Rhys Chatham had an epiphany in the '70s. After hearing the three-chord stomp of the Ramones, the avant-garde composer decided to cross minimalism with punk rock, eventually creating "Guitar Trio," a monumental piece that would go on to spark the no-wave scene as well as the atonal indie noise of Sonic Youth. Using just intonation (think guitars chanting like monks), Chatham's players begin strumming one after another, gradually building a dense, reverberating wall of overtones.

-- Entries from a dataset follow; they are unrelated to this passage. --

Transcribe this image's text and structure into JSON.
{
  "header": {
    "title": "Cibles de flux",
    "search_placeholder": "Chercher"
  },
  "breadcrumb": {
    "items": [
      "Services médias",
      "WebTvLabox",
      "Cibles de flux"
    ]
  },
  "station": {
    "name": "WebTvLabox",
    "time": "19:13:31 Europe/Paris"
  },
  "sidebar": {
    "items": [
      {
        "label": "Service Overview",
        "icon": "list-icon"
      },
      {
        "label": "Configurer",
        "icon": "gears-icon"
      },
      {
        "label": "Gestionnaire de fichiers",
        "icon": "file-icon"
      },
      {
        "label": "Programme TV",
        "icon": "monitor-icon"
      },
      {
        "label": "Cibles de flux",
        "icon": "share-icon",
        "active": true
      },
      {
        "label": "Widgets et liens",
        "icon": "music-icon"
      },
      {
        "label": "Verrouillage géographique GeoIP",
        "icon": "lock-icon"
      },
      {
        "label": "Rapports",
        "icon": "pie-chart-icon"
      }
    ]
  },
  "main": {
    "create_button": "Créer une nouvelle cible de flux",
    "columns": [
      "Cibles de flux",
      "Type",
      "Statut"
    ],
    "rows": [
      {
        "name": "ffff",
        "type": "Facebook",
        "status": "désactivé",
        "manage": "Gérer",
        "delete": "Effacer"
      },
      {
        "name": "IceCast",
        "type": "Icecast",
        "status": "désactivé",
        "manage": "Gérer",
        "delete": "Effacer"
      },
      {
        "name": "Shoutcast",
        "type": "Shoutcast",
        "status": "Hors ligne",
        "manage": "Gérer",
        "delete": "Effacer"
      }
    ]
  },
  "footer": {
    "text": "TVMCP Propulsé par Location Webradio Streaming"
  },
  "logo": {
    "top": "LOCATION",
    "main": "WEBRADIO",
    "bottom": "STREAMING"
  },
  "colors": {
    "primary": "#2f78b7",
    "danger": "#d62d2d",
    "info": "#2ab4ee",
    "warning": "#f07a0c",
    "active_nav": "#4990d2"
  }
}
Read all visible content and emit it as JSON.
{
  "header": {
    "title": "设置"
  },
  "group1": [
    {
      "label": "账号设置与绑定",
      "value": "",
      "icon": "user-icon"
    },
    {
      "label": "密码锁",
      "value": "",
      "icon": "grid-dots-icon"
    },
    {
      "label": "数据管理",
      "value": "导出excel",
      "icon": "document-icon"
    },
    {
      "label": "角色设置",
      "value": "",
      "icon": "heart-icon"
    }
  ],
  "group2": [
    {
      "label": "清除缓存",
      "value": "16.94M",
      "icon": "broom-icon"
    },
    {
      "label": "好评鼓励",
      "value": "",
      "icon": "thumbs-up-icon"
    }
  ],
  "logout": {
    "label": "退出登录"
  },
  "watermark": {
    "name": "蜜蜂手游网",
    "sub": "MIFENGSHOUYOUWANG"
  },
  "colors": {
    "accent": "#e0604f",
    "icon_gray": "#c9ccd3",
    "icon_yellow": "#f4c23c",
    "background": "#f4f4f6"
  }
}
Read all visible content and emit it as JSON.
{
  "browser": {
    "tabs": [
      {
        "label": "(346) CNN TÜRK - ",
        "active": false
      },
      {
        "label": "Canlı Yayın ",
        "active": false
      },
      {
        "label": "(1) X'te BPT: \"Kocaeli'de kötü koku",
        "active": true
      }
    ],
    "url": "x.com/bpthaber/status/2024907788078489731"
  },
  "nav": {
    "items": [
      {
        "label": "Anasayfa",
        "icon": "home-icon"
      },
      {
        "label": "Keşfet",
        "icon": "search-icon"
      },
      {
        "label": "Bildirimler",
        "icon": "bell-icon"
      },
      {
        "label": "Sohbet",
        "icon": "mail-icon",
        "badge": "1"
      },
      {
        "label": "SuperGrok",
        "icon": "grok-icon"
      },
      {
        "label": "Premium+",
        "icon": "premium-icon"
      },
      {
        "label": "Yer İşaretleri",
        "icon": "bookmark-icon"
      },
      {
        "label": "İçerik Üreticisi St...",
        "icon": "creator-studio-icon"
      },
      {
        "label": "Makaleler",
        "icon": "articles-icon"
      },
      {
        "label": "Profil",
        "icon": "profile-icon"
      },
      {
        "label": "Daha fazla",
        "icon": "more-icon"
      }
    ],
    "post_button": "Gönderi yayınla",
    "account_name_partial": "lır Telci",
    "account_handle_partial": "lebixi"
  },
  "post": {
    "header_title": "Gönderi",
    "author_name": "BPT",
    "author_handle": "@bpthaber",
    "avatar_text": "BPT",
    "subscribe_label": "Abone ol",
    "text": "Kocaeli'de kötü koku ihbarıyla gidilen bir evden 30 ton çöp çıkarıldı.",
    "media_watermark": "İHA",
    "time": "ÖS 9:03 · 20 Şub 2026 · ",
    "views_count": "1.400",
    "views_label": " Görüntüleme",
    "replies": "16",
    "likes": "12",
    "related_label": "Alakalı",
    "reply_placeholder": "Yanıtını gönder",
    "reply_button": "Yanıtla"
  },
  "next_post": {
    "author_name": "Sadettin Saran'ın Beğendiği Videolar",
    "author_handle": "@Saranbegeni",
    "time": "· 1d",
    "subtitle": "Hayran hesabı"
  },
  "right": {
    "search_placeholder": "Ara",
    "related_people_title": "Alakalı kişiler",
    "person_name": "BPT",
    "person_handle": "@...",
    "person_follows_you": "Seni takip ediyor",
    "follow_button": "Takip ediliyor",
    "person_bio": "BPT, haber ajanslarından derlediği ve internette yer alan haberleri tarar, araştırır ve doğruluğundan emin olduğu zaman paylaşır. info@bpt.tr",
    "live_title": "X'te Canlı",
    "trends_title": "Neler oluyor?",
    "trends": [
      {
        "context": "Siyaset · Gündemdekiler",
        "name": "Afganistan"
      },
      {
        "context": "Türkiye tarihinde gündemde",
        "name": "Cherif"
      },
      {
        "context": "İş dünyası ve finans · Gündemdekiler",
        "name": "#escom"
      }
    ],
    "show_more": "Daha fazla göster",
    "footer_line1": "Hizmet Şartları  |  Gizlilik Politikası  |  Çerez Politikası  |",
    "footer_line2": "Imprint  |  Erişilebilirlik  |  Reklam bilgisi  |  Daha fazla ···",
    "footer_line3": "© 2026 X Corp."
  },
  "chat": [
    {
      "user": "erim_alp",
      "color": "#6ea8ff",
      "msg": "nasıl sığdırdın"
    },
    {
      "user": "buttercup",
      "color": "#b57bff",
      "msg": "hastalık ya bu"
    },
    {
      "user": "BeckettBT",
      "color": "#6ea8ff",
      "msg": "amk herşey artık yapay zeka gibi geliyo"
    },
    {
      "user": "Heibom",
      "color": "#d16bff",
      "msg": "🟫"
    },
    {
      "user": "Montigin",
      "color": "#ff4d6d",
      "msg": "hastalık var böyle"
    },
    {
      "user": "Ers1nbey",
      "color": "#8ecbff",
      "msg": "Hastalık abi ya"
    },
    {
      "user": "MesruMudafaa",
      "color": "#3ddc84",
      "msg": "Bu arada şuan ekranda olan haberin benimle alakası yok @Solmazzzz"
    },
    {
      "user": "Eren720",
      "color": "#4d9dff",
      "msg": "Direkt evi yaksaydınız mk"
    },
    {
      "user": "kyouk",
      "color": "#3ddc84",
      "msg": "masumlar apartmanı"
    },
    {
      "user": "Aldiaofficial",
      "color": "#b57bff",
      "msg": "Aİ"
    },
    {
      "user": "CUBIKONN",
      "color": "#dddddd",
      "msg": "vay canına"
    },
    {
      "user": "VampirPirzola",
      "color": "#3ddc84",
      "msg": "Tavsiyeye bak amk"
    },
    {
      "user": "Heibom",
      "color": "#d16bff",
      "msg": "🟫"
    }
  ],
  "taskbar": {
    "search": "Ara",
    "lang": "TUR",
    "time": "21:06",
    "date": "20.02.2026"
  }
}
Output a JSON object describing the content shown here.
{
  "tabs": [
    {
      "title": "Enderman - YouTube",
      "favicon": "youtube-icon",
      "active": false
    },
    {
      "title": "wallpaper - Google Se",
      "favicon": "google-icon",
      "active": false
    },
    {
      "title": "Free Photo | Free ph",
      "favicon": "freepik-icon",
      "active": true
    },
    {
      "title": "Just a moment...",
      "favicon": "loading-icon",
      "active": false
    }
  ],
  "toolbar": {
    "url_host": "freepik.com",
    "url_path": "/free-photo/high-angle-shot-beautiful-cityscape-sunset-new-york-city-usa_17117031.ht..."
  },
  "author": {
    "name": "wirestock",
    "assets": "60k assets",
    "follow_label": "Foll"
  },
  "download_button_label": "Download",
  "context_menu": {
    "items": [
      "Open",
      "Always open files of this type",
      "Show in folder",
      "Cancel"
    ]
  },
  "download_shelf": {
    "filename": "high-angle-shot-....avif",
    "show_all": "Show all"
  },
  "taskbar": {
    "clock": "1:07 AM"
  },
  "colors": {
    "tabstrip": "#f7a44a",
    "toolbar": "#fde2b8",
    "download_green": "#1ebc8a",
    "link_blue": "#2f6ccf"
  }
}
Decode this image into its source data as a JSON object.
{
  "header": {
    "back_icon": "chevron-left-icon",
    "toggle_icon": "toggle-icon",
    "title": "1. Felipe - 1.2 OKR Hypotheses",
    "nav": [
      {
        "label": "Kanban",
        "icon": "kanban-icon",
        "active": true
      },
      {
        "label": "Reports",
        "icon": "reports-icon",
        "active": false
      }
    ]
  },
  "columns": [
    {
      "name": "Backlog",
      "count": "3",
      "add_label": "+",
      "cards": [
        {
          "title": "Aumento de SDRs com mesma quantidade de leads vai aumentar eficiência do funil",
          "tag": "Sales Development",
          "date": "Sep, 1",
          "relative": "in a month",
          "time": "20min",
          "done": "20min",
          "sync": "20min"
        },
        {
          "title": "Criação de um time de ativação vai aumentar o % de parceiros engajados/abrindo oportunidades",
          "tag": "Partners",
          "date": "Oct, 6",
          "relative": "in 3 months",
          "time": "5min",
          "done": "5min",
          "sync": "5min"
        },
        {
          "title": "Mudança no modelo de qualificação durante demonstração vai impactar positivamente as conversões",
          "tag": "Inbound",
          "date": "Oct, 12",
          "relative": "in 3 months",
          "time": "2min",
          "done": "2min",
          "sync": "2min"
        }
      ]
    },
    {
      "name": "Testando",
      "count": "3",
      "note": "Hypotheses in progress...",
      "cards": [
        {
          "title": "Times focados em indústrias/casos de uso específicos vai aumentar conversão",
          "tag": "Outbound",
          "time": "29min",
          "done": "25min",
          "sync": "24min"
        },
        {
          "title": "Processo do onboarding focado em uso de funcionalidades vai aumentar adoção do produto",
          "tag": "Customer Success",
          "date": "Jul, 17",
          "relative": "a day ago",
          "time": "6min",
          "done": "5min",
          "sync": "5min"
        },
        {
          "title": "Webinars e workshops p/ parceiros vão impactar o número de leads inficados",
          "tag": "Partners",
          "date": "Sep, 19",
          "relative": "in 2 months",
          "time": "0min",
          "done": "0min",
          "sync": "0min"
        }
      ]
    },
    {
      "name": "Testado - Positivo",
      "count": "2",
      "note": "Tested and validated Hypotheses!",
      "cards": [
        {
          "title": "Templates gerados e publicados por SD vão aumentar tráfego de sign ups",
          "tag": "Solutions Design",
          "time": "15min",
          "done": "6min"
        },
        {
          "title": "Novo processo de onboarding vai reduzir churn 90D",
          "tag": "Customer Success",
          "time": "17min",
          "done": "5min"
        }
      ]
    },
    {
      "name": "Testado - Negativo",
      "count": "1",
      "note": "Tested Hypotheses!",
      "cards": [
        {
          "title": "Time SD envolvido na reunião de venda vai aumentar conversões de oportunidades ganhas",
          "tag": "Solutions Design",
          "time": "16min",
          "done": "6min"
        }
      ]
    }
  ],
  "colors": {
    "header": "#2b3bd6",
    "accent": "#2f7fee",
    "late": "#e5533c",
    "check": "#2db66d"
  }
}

Over the years, Chatham has employed hundreds of different guitarists when performing "Guitar Trio" -- including 400 at one time. For his Cleveland gig, which includes visuals by artist Robert Longo, six local all-stars will join Chatham and guitarist David Daniell, including Fuzzhead's Michael Pultz, Chris Smith of Keelhaul, and Terminal Lovers' Dave Cintron, an axeman familiar with the outer limits of sound. "I've listened to quite a bit of minimalism over the years," he says. "I found out about him [Chatham] initially through his associations with La Monte Young and Glenn Branca." Cintron's enthusiasm for this "special tour that is so unique to each city" exemplifies what rock has gained from "Guitar Trio" -- one heavy chord heard 'round the world.